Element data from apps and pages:
BEGIN
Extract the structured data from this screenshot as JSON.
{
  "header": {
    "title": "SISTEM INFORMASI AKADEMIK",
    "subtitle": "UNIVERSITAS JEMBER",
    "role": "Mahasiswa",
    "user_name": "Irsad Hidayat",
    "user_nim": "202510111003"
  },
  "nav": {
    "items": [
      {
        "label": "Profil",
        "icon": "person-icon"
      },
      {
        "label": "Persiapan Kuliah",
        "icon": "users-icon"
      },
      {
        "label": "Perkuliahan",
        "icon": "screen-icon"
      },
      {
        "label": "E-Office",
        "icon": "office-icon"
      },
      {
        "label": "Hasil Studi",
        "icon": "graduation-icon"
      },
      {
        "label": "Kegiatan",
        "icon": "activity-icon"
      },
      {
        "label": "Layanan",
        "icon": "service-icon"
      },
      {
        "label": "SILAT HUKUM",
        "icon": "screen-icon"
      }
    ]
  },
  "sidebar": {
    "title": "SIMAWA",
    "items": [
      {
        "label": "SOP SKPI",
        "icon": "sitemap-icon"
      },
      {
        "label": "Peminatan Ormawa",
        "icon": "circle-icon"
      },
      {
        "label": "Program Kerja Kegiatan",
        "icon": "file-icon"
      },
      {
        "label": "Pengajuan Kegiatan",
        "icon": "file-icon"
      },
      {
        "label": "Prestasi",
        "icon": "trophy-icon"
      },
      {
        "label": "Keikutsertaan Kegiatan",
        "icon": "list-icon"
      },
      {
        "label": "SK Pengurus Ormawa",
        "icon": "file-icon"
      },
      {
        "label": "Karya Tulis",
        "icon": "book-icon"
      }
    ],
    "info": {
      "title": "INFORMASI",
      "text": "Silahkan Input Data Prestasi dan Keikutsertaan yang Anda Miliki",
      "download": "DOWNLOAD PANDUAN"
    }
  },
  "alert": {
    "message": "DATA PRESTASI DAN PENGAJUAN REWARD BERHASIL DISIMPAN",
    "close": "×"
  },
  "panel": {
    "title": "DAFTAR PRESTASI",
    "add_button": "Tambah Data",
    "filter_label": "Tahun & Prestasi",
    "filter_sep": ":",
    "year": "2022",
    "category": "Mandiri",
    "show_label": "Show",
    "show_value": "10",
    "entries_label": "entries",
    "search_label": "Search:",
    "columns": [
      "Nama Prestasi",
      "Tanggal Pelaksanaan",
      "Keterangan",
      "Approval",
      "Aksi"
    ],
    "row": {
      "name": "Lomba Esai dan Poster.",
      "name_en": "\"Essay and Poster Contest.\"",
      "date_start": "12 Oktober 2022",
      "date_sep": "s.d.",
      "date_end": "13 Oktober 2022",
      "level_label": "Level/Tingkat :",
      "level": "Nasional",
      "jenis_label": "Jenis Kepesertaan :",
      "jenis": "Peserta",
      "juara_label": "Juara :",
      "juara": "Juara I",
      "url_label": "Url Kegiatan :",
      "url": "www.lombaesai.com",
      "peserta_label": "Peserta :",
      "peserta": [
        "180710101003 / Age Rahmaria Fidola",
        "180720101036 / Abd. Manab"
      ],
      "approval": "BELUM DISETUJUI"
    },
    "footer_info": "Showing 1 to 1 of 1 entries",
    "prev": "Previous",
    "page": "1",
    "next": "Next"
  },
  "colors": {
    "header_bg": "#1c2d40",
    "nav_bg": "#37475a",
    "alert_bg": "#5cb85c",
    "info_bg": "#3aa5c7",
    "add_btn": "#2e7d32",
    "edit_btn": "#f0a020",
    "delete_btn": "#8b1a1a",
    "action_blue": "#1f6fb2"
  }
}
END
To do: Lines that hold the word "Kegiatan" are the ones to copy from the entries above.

Solution:
        "label": "Kegiatan",
        "label": "Program Kerja Kegiatan",
        "label": "Pengajuan Kegiatan",
        "label": "Keikutsertaan Kegiatan",
      "url_label": "Url Kegiatan :",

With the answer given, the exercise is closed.